_Required action_:
Report the number of lines in the entries below that include the word "trainings", and nothing else.

Collected data entries:

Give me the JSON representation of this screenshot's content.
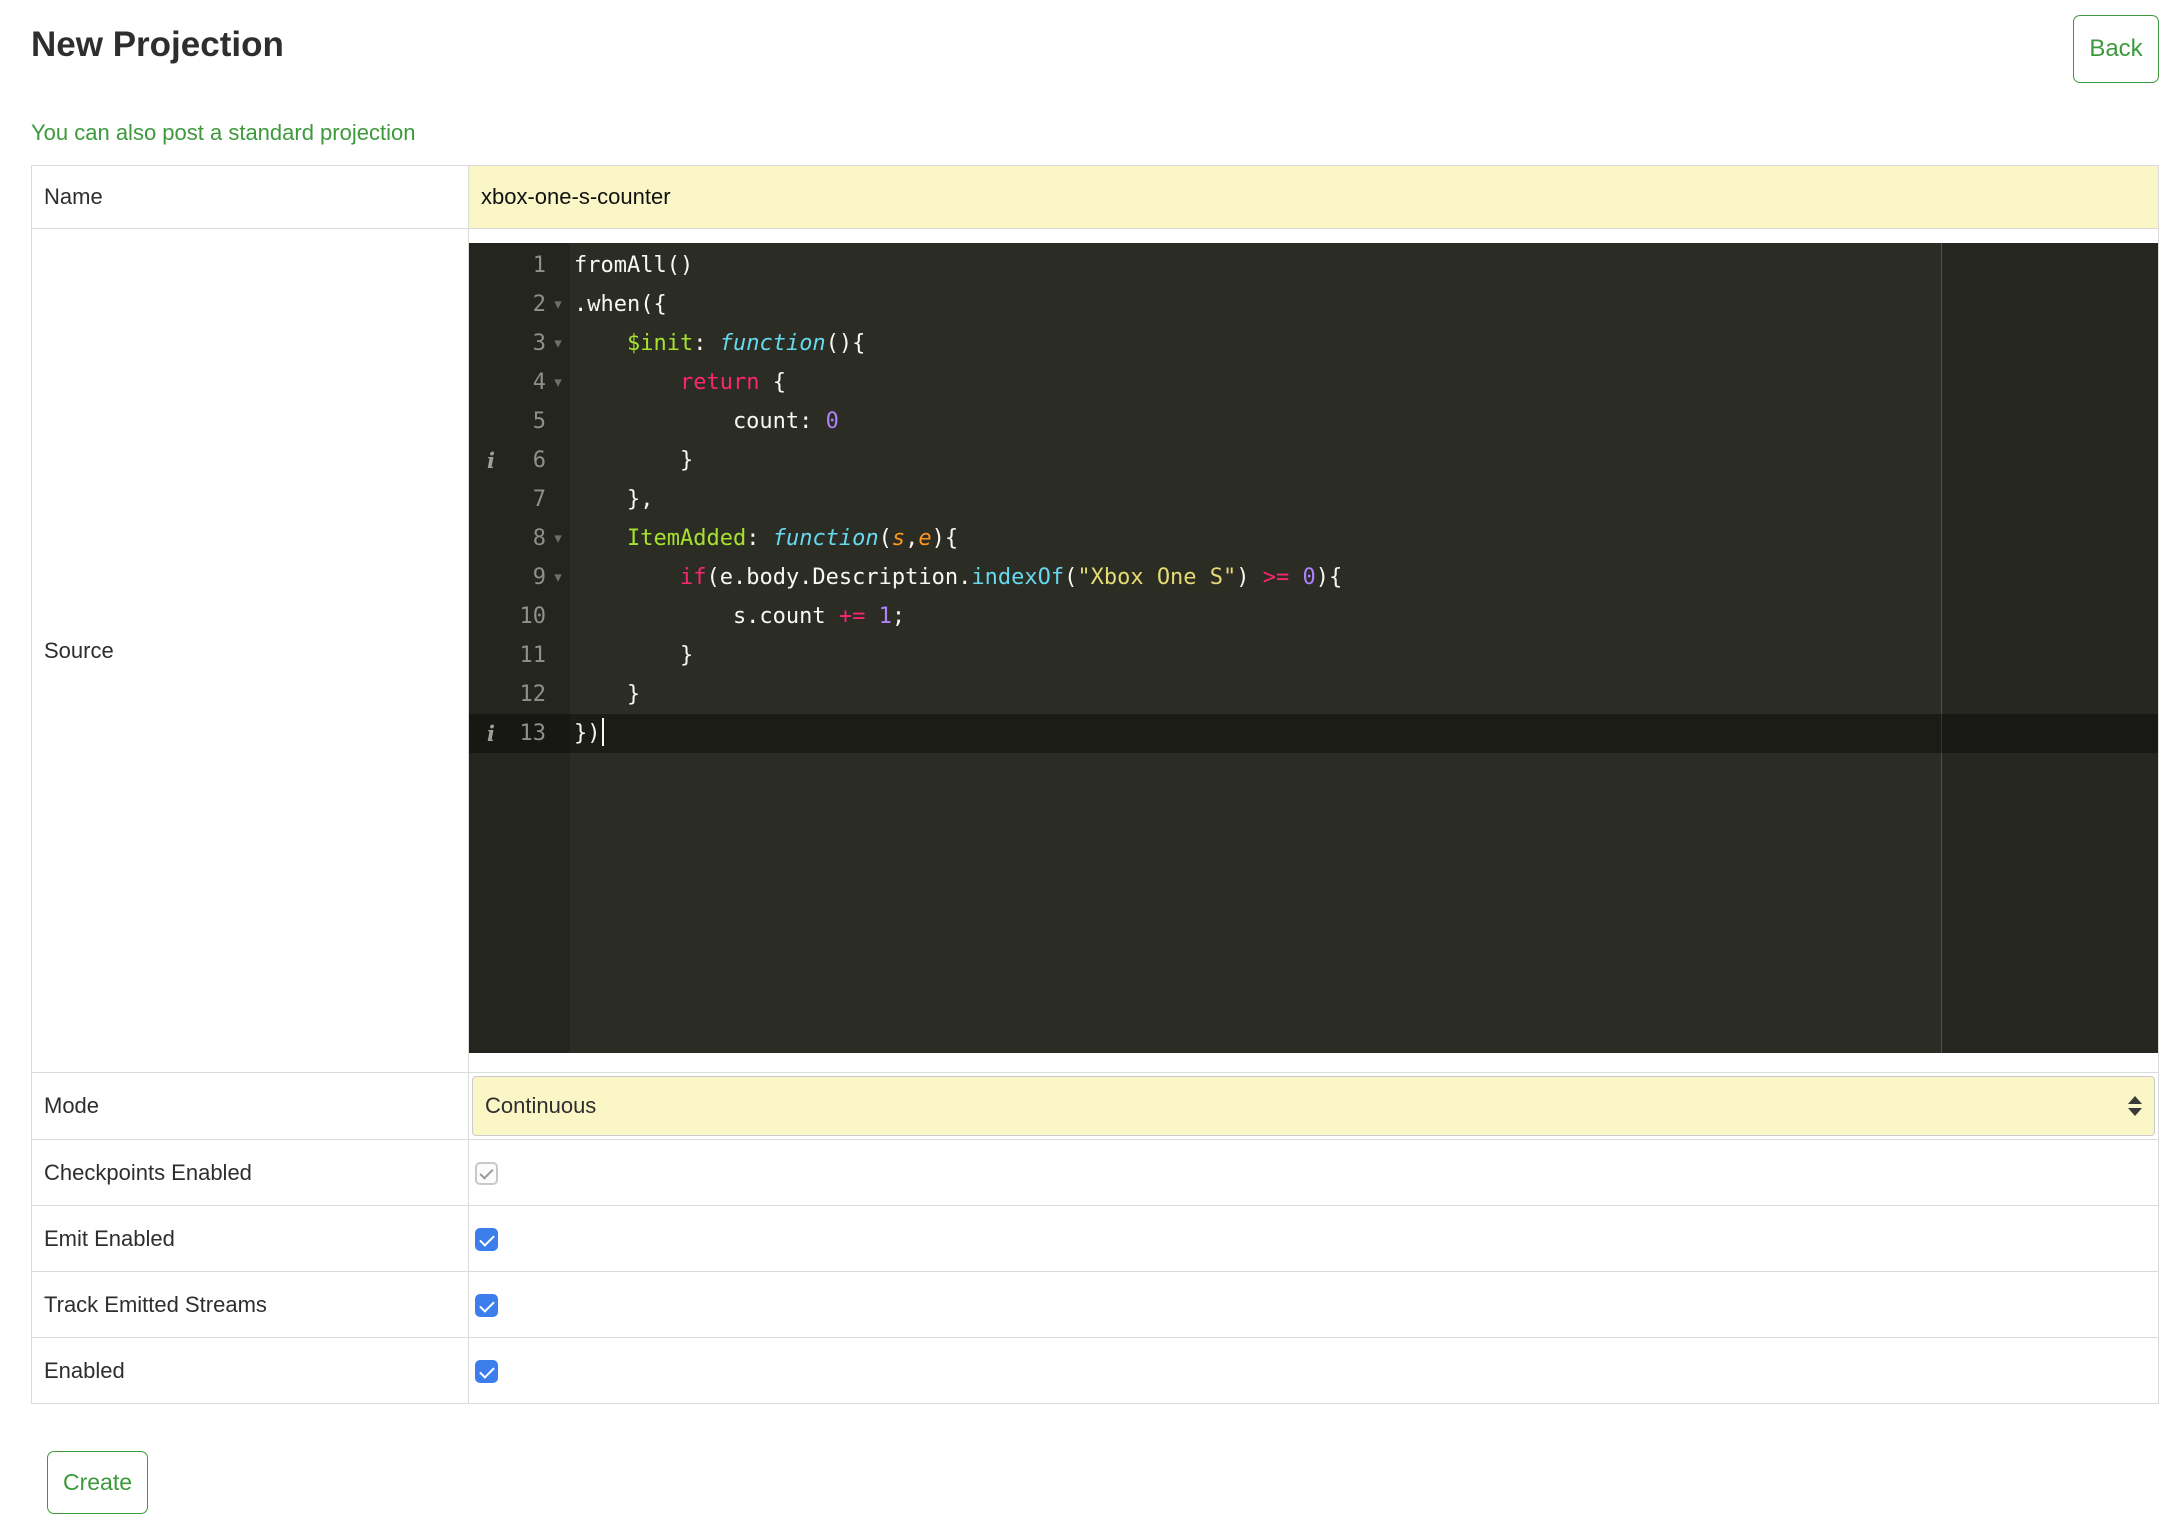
{
  "colors": {
    "accent_green": "#3c9a3c",
    "field_yellow": "#faf6c6",
    "editor_background": "#2b2c24",
    "editor_gutter": "#24251e",
    "checkbox_blue": "#3c7eec"
  },
  "page": {
    "title": "New Projection",
    "back_label": "Back",
    "hint_link": "You can also post a standard projection",
    "create_label": "Create"
  },
  "form": {
    "name": {
      "label": "Name",
      "value": "xbox-one-s-counter"
    },
    "source_label": "Source",
    "mode": {
      "label": "Mode",
      "value": "Continuous"
    },
    "checkboxes": [
      {
        "label": "Checkpoints Enabled",
        "checked": true,
        "disabled": true
      },
      {
        "label": "Emit Enabled",
        "checked": true,
        "disabled": false
      },
      {
        "label": "Track Emitted Streams",
        "checked": true,
        "disabled": false
      },
      {
        "label": "Enabled",
        "checked": true,
        "disabled": false
      }
    ]
  },
  "editor": {
    "icons": {
      "info": "i",
      "fold": "▾"
    },
    "lines": [
      {
        "n": "1",
        "tokens": [
          [
            "fromAll()",
            "plain"
          ]
        ]
      },
      {
        "n": "2",
        "fold": true,
        "tokens": [
          [
            ".when({",
            "plain"
          ]
        ]
      },
      {
        "n": "3",
        "fold": true,
        "tokens": [
          [
            "    ",
            "plain"
          ],
          [
            "$init",
            "decl"
          ],
          [
            ": ",
            "plain"
          ],
          [
            "function",
            "fn"
          ],
          [
            "(){",
            "plain"
          ]
        ]
      },
      {
        "n": "4",
        "fold": true,
        "tokens": [
          [
            "        ",
            "plain"
          ],
          [
            "return",
            "kw"
          ],
          [
            " {",
            "plain"
          ]
        ]
      },
      {
        "n": "5",
        "tokens": [
          [
            "            count: ",
            "plain"
          ],
          [
            "0",
            "num"
          ]
        ]
      },
      {
        "n": "6",
        "info": true,
        "tokens": [
          [
            "        }",
            "plain"
          ]
        ]
      },
      {
        "n": "7",
        "tokens": [
          [
            "    },",
            "plain"
          ]
        ]
      },
      {
        "n": "8",
        "fold": true,
        "tokens": [
          [
            "    ",
            "plain"
          ],
          [
            "ItemAdded",
            "decl"
          ],
          [
            ": ",
            "plain"
          ],
          [
            "function",
            "fn"
          ],
          [
            "(",
            "plain"
          ],
          [
            "s",
            "param"
          ],
          [
            ",",
            "plain"
          ],
          [
            "e",
            "param"
          ],
          [
            "){",
            "plain"
          ]
        ]
      },
      {
        "n": "9",
        "fold": true,
        "tokens": [
          [
            "        ",
            "plain"
          ],
          [
            "if",
            "kw"
          ],
          [
            "(e.body.Description.",
            "plain"
          ],
          [
            "indexOf",
            "sup"
          ],
          [
            "(",
            "plain"
          ],
          [
            "\"Xbox One S\"",
            "str"
          ],
          [
            ") ",
            "plain"
          ],
          [
            ">=",
            "kw"
          ],
          [
            " ",
            "plain"
          ],
          [
            "0",
            "num"
          ],
          [
            "){",
            "plain"
          ]
        ]
      },
      {
        "n": "10",
        "tokens": [
          [
            "            s.count ",
            "plain"
          ],
          [
            "+=",
            "kw"
          ],
          [
            " ",
            "plain"
          ],
          [
            "1",
            "num"
          ],
          [
            ";",
            "plain"
          ]
        ]
      },
      {
        "n": "11",
        "tokens": [
          [
            "        }",
            "plain"
          ]
        ]
      },
      {
        "n": "12",
        "tokens": [
          [
            "    }",
            "plain"
          ]
        ]
      },
      {
        "n": "13",
        "info": true,
        "active": true,
        "cursor": true,
        "tokens": [
          [
            "})",
            "plain"
          ]
        ]
      }
    ]
  }
}
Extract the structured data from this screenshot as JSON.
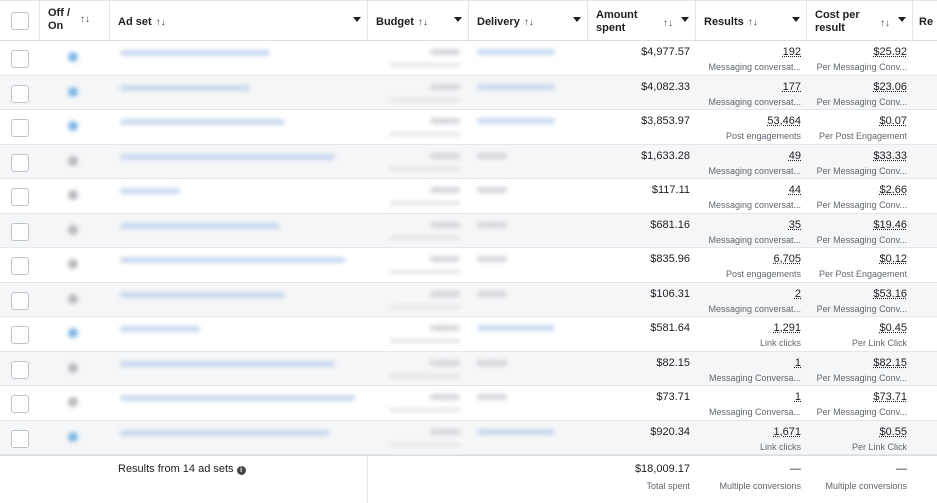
{
  "header": {
    "off_on_line1": "Off /",
    "off_on_line2": "On",
    "ad_set": "Ad set",
    "budget": "Budget",
    "delivery": "Delivery",
    "amount_line1": "Amount",
    "amount_line2": "spent",
    "results": "Results",
    "cost_line1": "Cost per",
    "cost_line2": "result",
    "re": "Re",
    "sort_glyph": "↑↓"
  },
  "rows": [
    {
      "amount": "$4,977.57",
      "results": "192",
      "result_type": "Messaging conversat...",
      "cost": "$25.92",
      "cost_type": "Per Messaging Conv...",
      "status": "on"
    },
    {
      "amount": "$4,082.33",
      "results": "177",
      "result_type": "Messaging conversat...",
      "cost": "$23.06",
      "cost_type": "Per Messaging Conv...",
      "status": "on"
    },
    {
      "amount": "$3,853.97",
      "results": "53,464",
      "result_type": "Post engagements",
      "cost": "$0.07",
      "cost_type": "Per Post Engagement",
      "status": "on"
    },
    {
      "amount": "$1,633.28",
      "results": "49",
      "result_type": "Messaging conversat...",
      "cost": "$33.33",
      "cost_type": "Per Messaging Conv...",
      "status": "off"
    },
    {
      "amount": "$117.11",
      "results": "44",
      "result_type": "Messaging conversat...",
      "cost": "$2.66",
      "cost_type": "Per Messaging Conv...",
      "status": "off"
    },
    {
      "amount": "$681.16",
      "results": "35",
      "result_type": "Messaging conversat...",
      "cost": "$19.46",
      "cost_type": "Per Messaging Conv...",
      "status": "off"
    },
    {
      "amount": "$835.96",
      "results": "6,705",
      "result_type": "Post engagements",
      "cost": "$0.12",
      "cost_type": "Per Post Engagement",
      "status": "off"
    },
    {
      "amount": "$106.31",
      "results": "2",
      "result_type": "Messaging conversat...",
      "cost": "$53.16",
      "cost_type": "Per Messaging Conv...",
      "status": "off"
    },
    {
      "amount": "$581.64",
      "results": "1,291",
      "result_type": "Link clicks",
      "cost": "$0.45",
      "cost_type": "Per Link Click",
      "status": "on"
    },
    {
      "amount": "$82.15",
      "results": "1",
      "result_type": "Messaging Conversa...",
      "cost": "$82.15",
      "cost_type": "Per Messaging Conv...",
      "status": "off"
    },
    {
      "amount": "$73.71",
      "results": "1",
      "result_type": "Messaging Conversa...",
      "cost": "$73.71",
      "cost_type": "Per Messaging Conv...",
      "status": "off"
    },
    {
      "amount": "$920.34",
      "results": "1,671",
      "result_type": "Link clicks",
      "cost": "$0.55",
      "cost_type": "Per Link Click",
      "status": "on"
    }
  ],
  "footer": {
    "label": "Results from 14 ad sets",
    "info_icon": "info-icon",
    "amount": "$18,009.17",
    "amount_sub": "Total spent",
    "results": "—",
    "results_sub": "Multiple conversions",
    "cost": "—",
    "cost_sub": "Multiple conversions"
  }
}
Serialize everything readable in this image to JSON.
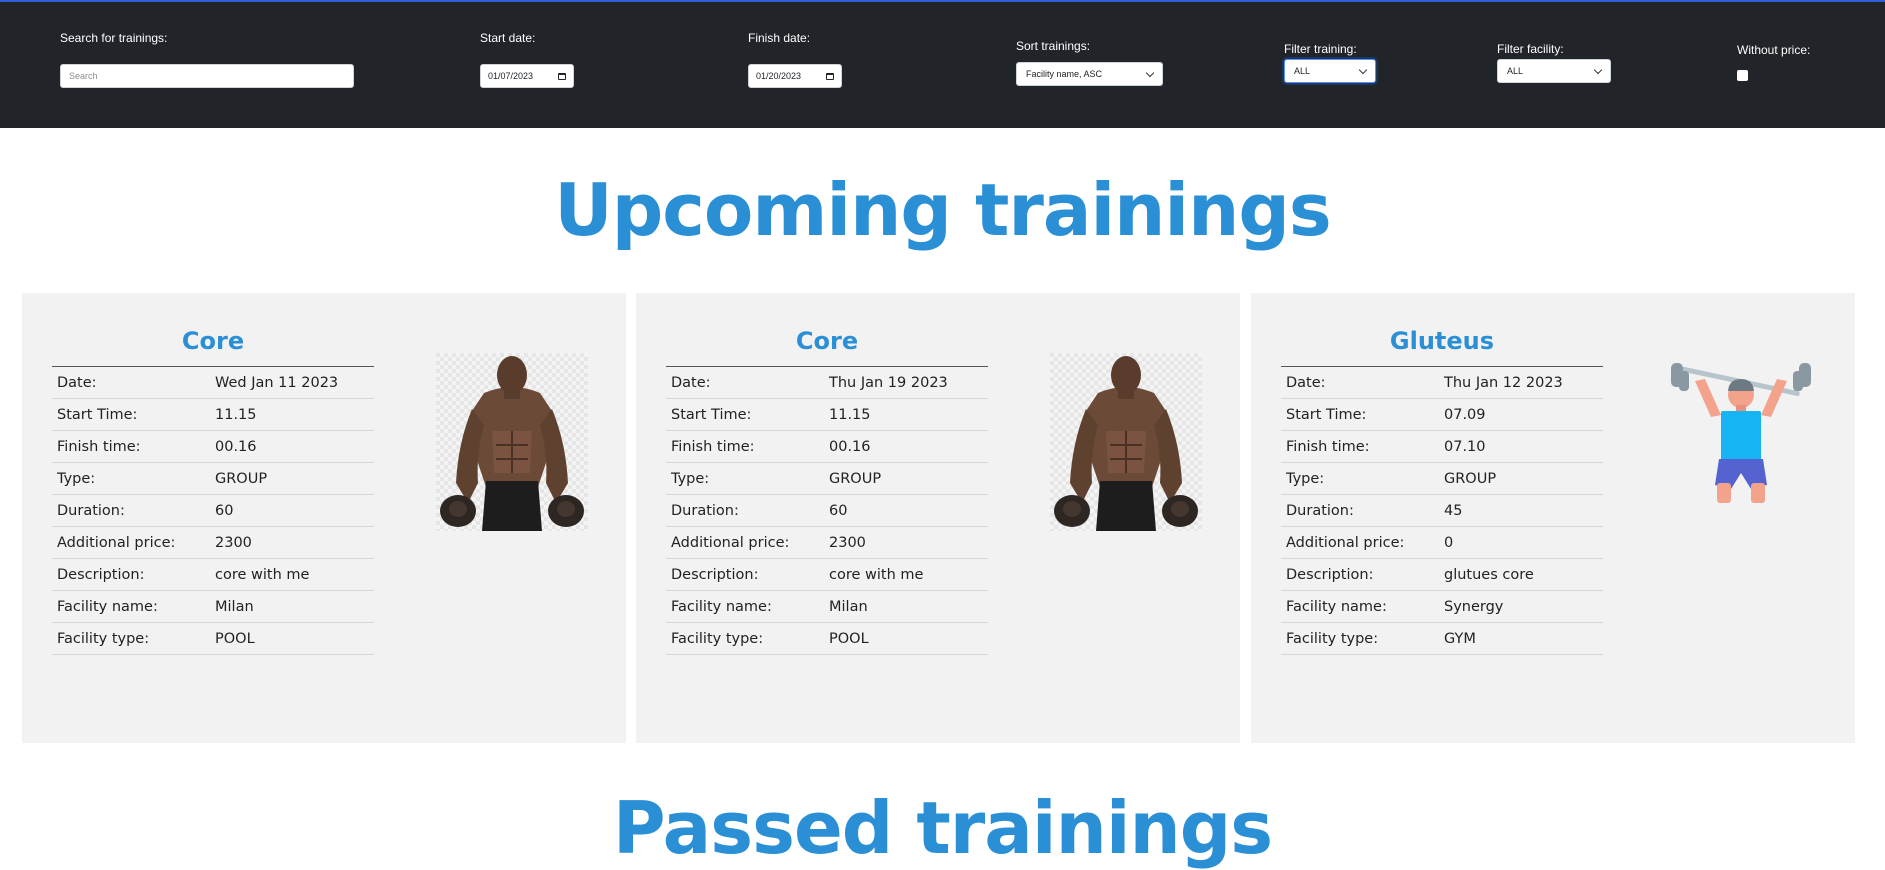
{
  "filters": {
    "search_label": "Search for trainings:",
    "search_placeholder": "Search",
    "start_date_label": "Start date:",
    "start_date_value": "01/07/2023",
    "finish_date_label": "Finish date:",
    "finish_date_value": "01/20/2023",
    "sort_label": "Sort trainings:",
    "sort_value": "Facility name, ASC",
    "filter_training_label": "Filter training:",
    "filter_training_value": "ALL",
    "filter_facility_label": "Filter facility:",
    "filter_facility_value": "ALL",
    "without_price_label": "Without price:",
    "without_price_checked": false
  },
  "page_title": "Upcoming trainings",
  "next_section_title": "Passed trainings",
  "field_labels": {
    "date": "Date:",
    "start_time": "Start Time:",
    "finish_time": "Finish time:",
    "type": "Type:",
    "duration": "Duration:",
    "additional_price": "Additional price:",
    "description": "Description:",
    "facility_name": "Facility name:",
    "facility_type": "Facility type:"
  },
  "trainings": [
    {
      "name": "Core",
      "date": "Wed Jan 11 2023",
      "start_time": "11.15",
      "finish_time": "00.16",
      "type": "GROUP",
      "duration": "60",
      "additional_price": "2300",
      "description": "core with me",
      "facility_name": "Milan",
      "facility_type": "POOL",
      "image": "bodybuilder-dumbbells"
    },
    {
      "name": "Core",
      "date": "Thu Jan 19 2023",
      "start_time": "11.15",
      "finish_time": "00.16",
      "type": "GROUP",
      "duration": "60",
      "additional_price": "2300",
      "description": "core with me",
      "facility_name": "Milan",
      "facility_type": "POOL",
      "image": "bodybuilder-dumbbells"
    },
    {
      "name": "Gluteus",
      "date": "Thu Jan 12 2023",
      "start_time": "07.09",
      "finish_time": "07.10",
      "type": "GROUP",
      "duration": "45",
      "additional_price": "0",
      "description": "glutues core",
      "facility_name": "Synergy",
      "facility_type": "GYM",
      "image": "weightlifter-illustration"
    }
  ],
  "colors": {
    "accent": "#2b8fd6",
    "topbar": "#212529",
    "card_bg": "#f2f2f2",
    "focus": "#5b8ff9"
  }
}
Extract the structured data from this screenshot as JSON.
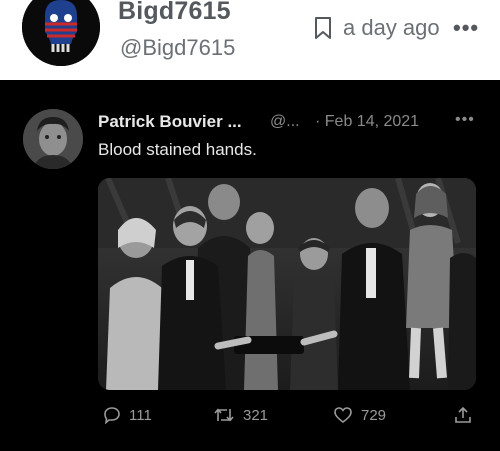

_Final answer_:
5